• Task prompt: Tally how many lines in the data hold the word "블레이드", and give the result with no other text.

• Data about app and page elements:
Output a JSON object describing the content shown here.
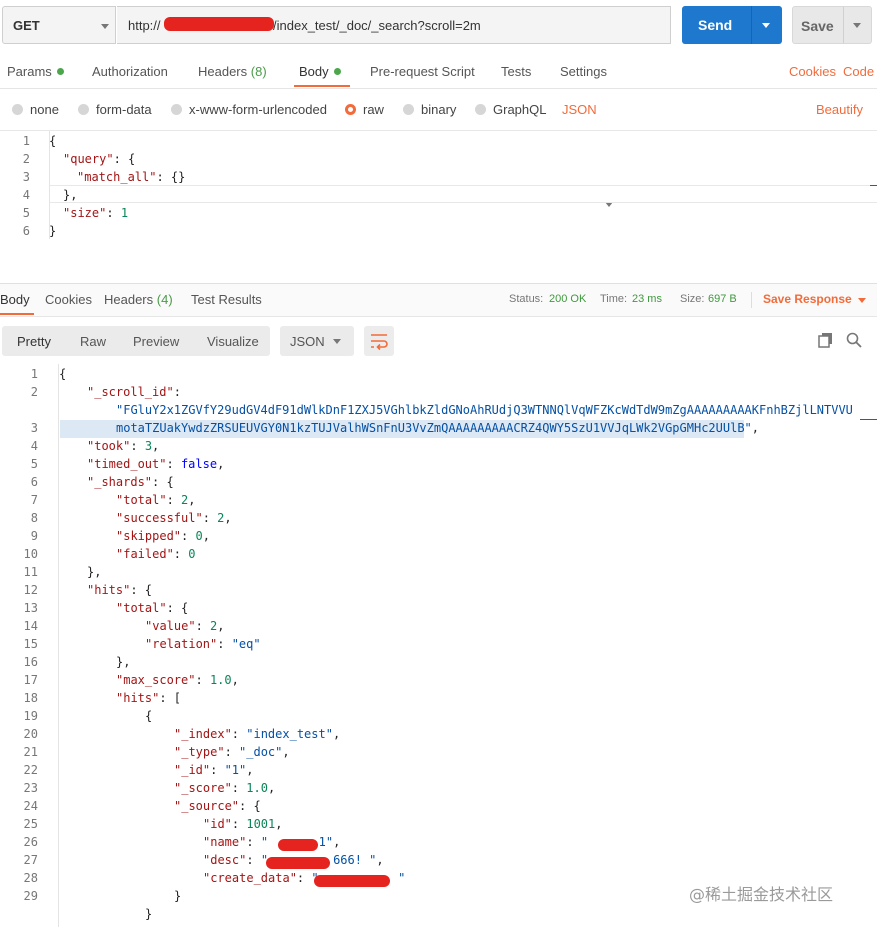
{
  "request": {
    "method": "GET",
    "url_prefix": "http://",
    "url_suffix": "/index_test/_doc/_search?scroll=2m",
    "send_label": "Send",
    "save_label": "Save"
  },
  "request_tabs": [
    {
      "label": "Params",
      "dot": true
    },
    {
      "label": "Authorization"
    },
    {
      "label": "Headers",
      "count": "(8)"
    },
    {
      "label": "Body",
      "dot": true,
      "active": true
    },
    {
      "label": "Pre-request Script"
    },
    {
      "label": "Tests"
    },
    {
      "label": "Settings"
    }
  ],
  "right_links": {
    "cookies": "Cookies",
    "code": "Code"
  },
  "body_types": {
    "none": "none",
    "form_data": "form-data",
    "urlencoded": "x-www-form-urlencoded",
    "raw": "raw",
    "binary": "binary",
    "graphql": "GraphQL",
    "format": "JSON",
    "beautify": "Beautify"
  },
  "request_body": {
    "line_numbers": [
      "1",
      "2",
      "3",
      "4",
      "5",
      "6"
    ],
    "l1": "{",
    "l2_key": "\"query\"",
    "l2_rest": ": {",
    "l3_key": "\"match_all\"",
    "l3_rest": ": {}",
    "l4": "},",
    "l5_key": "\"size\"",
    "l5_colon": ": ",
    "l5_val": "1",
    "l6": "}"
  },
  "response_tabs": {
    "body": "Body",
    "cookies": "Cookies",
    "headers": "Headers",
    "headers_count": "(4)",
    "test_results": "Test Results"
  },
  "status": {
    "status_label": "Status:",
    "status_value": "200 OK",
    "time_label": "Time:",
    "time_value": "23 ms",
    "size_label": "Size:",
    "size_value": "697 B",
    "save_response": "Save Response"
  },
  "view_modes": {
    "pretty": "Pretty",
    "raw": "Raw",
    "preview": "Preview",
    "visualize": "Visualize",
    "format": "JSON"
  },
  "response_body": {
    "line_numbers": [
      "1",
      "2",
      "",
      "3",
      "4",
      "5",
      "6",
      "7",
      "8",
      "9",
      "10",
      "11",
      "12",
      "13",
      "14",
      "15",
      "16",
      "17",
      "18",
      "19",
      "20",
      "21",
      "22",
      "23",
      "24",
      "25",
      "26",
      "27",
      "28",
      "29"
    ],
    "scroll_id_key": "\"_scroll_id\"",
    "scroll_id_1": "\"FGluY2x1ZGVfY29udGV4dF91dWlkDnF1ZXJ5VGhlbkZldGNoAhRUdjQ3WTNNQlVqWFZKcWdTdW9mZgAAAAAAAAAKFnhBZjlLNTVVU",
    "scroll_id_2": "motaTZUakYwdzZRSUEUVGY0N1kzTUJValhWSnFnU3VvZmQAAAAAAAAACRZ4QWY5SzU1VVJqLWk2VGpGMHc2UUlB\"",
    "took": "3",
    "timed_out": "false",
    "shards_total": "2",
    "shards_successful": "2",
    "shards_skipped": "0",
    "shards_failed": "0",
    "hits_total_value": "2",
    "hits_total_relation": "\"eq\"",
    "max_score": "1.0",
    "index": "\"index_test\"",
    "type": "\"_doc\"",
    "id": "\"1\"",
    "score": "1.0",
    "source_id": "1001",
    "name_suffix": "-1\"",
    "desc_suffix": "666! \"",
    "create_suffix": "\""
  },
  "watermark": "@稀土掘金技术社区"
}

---

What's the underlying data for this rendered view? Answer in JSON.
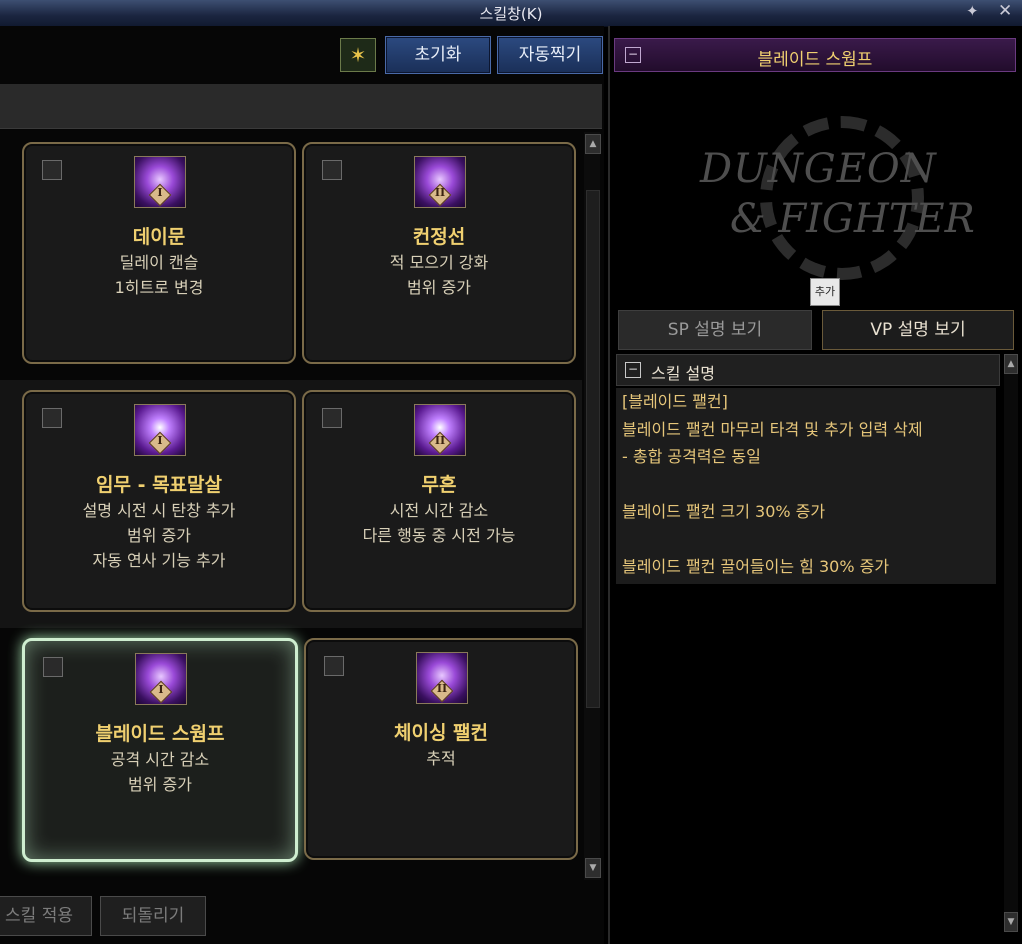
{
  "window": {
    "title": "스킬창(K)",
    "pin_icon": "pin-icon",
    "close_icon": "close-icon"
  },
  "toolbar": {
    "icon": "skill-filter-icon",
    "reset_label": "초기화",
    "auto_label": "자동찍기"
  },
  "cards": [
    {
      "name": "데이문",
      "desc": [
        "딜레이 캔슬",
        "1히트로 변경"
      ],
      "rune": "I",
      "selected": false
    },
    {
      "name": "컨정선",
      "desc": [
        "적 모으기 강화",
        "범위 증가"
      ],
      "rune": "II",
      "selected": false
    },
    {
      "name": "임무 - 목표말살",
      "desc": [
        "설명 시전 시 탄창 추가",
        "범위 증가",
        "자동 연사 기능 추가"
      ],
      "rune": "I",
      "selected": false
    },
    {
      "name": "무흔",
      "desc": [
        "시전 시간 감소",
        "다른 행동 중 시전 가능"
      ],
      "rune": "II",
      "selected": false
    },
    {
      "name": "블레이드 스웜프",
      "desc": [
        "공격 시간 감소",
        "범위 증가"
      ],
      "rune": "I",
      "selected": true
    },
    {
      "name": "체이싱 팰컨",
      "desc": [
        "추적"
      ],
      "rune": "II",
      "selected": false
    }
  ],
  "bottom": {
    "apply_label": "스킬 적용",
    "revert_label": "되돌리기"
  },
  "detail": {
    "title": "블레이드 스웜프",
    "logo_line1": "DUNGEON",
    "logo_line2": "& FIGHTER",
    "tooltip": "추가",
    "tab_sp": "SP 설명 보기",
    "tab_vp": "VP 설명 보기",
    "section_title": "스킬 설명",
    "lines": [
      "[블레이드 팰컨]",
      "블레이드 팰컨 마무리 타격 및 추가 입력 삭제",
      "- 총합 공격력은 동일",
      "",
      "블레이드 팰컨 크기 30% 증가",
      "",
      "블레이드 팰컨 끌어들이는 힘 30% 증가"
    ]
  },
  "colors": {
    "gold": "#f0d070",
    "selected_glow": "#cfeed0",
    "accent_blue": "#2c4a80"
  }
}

• Expected answer: 6